Turkey’s Weather & Climate Regions
Turkey has seven distinct geographic weather and climatic regions (click on each for a description). You can get current weather forecasts from the Turkish State Meterological Service in English.
The countryside around Istanbul, Edirne, Bursa and the Sea of Marmara is low hills and rolling farmland excellent for fruit orchards (apricots, grapes, peaches) as well as vegetables, sunflowers and grain.
South of Bursa are higher mountains (2500+ meters/8200 feet).
Rainfall averages 668 mm/26 inches per year; temperatures range from a low of -16C/3F in the depths of winter to 40C/104F on the hottest day in summer. It’s quite humid (average 73%).
The Aegean region centered on İzmir is a true breadbasket, with low hills and higher mountains framing fertile valleys full of rich alluvial soil. The dependable summer sun produces bumper crops of tobacco, sunflowers, olives, figs, peaches, pears and apples.
Rainfall averages 645 mm/25 inches per year; temperatures range from -8C/18F to 43C/109F, with average humidity of 69%.
Turkey’s southern shore is hemmed in by high mountain ranges. There’s some beach from Fethiye to Antalya, but east of Antalya the littoral broadens into the fertile Pamphylian plain(which is where you find Side) fringed with white sand beach.
Not far east of Alanya the mountains come down to the sea again, all the way east to Antakya, keeping this coast very hot and humid in summer: maximum 45C/113F, minimum -5C/23F; rainfall is 777 mm/31 inches.
The center of Turkey is high plateau (elevation 900m/3000 feet at Ankara) of rolling steppe framed by mountain ranges, some of which boast snow-capped dormant volcanoes. (It was the volcanic Mt Erciyes near Kayseri that formed the Central Anatolian moonscape of Cappadocia.)
The land produces summer and winter wheat and other crops, and feeds millions of grazing sheep. Temperatures range from -25C/-13F to 40C/104F, with rainfall of only 382 mm/15 inches per year. The average humidity is 62%.
Black Sea Coast

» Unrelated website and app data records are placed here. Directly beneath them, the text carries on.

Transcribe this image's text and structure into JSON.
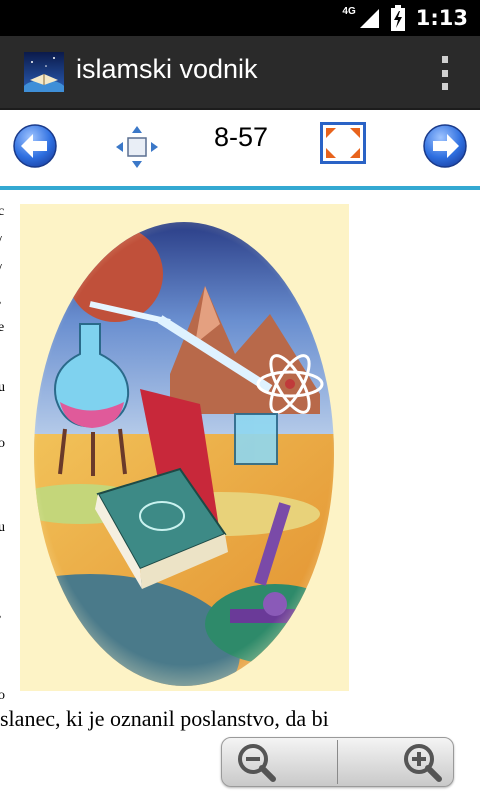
{
  "status_bar": {
    "network": "4G",
    "time": "1:13",
    "icons": [
      "signal-icon",
      "battery-charging-icon"
    ]
  },
  "action_bar": {
    "title": "islamski vodnik",
    "icons": [
      "app-logo-icon",
      "overflow-menu-icon"
    ]
  },
  "toolbar": {
    "page_indicator": "8-57",
    "icons": [
      "back-arrow-icon",
      "move-icon",
      "fullscreen-icon",
      "forward-arrow-icon"
    ],
    "accent_color": "#34a9d2"
  },
  "page": {
    "illustration": "book-and-laboratory-illustration",
    "text_line": "slanec, ki je oznanil poslanstvo, da bi",
    "margin_chars": [
      "c",
      "/",
      "/",
      ",",
      "e",
      "",
      "u",
      "",
      "o",
      "",
      "u",
      "",
      ",",
      "",
      "o"
    ]
  },
  "zoom": {
    "icons": [
      "zoom-out-icon",
      "zoom-in-icon"
    ]
  }
}
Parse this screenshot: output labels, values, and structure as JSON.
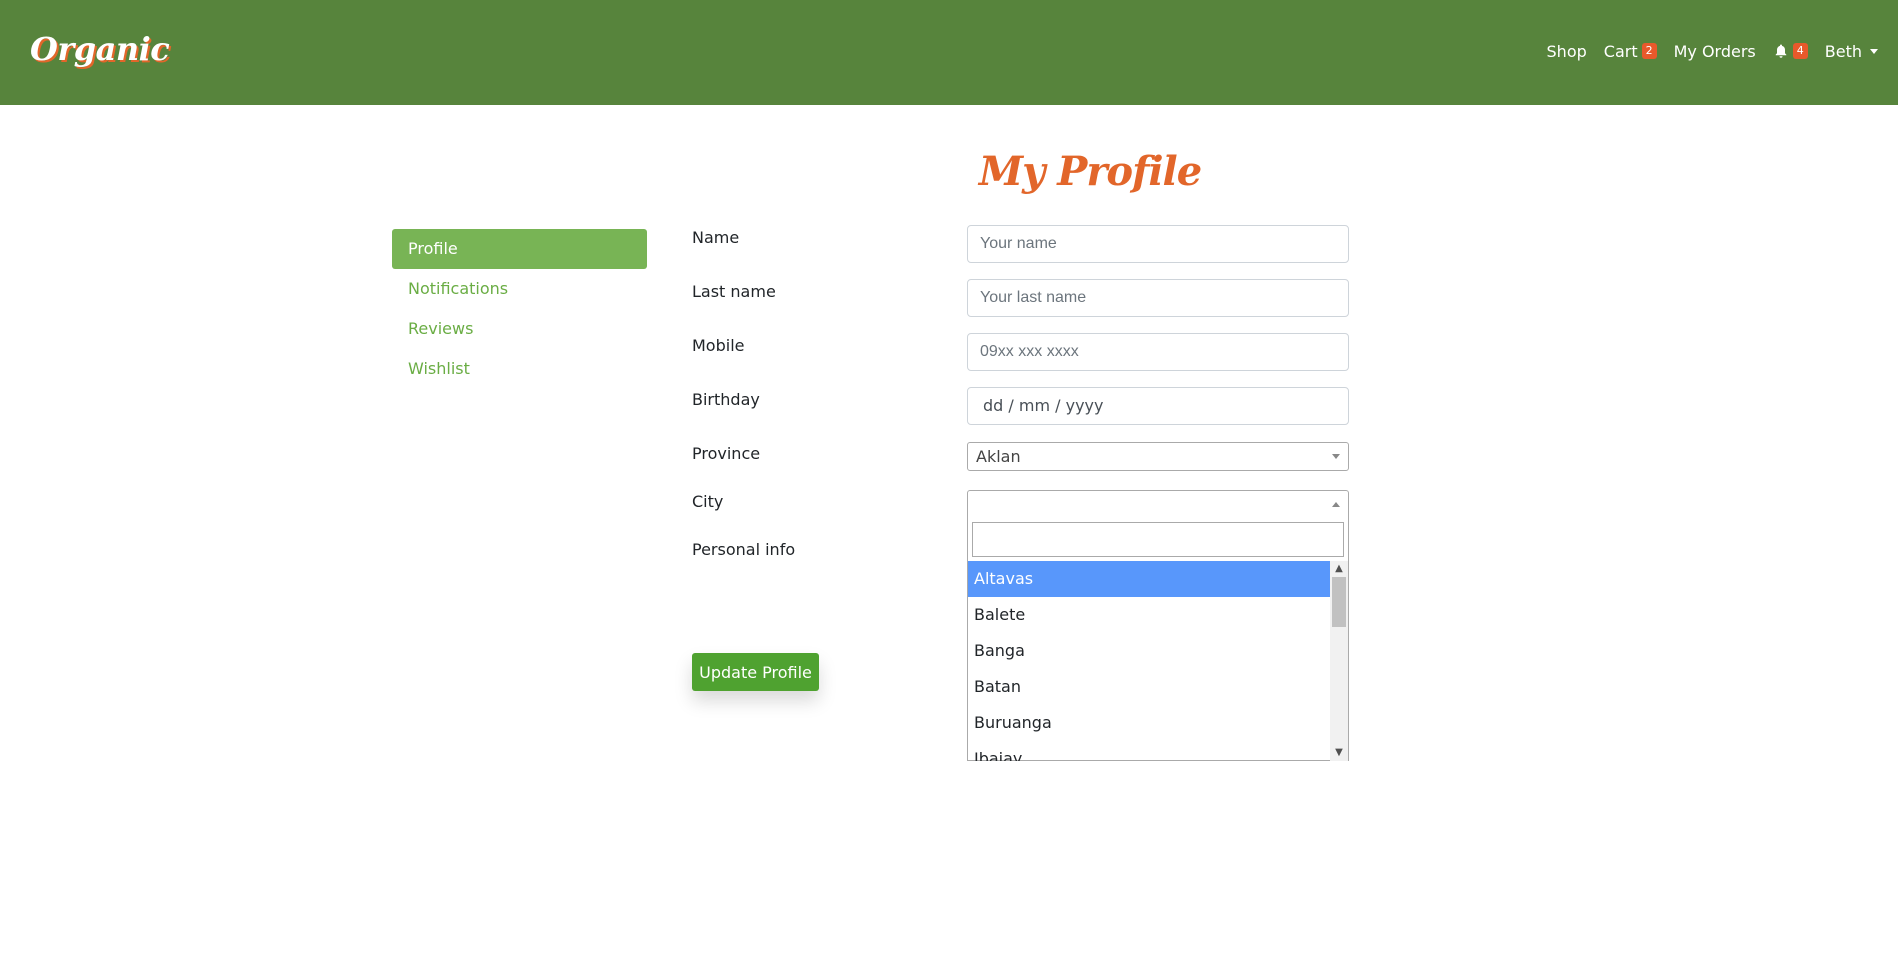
{
  "header": {
    "brand": "Organic",
    "nav": {
      "shop": "Shop",
      "cart": "Cart",
      "cart_count": "2",
      "orders": "My Orders",
      "notifications_count": "4",
      "user": "Beth"
    },
    "colors": {
      "bar": "#57843c",
      "badge": "#e8592b"
    }
  },
  "page_title": "My Profile",
  "sidebar": {
    "items": [
      {
        "label": "Profile",
        "active": true
      },
      {
        "label": "Notifications",
        "active": false
      },
      {
        "label": "Reviews",
        "active": false
      },
      {
        "label": "Wishlist",
        "active": false
      }
    ]
  },
  "form": {
    "name": {
      "label": "Name",
      "placeholder": "Your name",
      "value": ""
    },
    "last_name": {
      "label": "Last name",
      "placeholder": "Your last name",
      "value": ""
    },
    "mobile": {
      "label": "Mobile",
      "placeholder": "09xx xxx xxxx",
      "value": ""
    },
    "birthday": {
      "label": "Birthday",
      "display": "dd / mm / yyyy"
    },
    "province": {
      "label": "Province",
      "selected": "Aklan"
    },
    "city": {
      "label": "City",
      "selected": "",
      "search_value": "",
      "options": [
        "Altavas",
        "Balete",
        "Banga",
        "Batan",
        "Buruanga",
        "Ibajay"
      ],
      "highlighted": "Altavas"
    },
    "personal_info": {
      "label": "Personal info"
    },
    "submit_label": "Update Profile"
  }
}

Turkey’s Black Sea coast, 1700 km/1000 miles long, is surprisingly lush and green because of its 781 mm/31 inches of annual rainfall dropped as the winds crossing the Black Sea rise to vault the coastal mountains.
It’s cloudy much of the time, which seems to suit the tobacco fields. Cherries originated here, and are still grown in abundance, as are hazelnuts (filberts), of which Turkey supplies half the world’s requirements.
The lush grass feeds cattle which produce Turkey’s best milk, cream and butter. The humid coast east of Trabzon is perfect for growing tea bushes. In the steep evergreen-choked valleys above, you might think you’re in Central Europe, though warmer.
Temperatures range from -8C/18F to 40C/104F, with an average humidity of 72%.
Mountainous, rugged and chilly, eastern Turkey is an elemental place where temperatures drop to -43C/-45F in deep winter, and rise to 38C/100F in summer, though the annual average is just 9C/48F.
June to September are the best months to visit unless you’re going skiing at Palandöken just outside Erzurum.
Rainfall is 560 mm/22 inches. It’s relatively poor country, with wheat fields, fruit and nut orchards, and lots of grazing sheep.
Down near Syria on the banks of the rivers Tigris (at Diyarbakır) and Euphrates (near Şanlıurfa) it’s hot most of the time: up to 46C/115F in high summer (and—unusually—a low of -12C/10F some winters).
It’s dry, with only 576 mm/23 inches of rainfall, but lots of water from the gigantic Southeast Anatolia Project (GAP) irrigation and hydroelectric power system centered near Şanlıurfa. Crops love the heat and grow fast. People go slow, and mostly in the shade. The best time to visit is anytime except summer (mid-June through mid-September).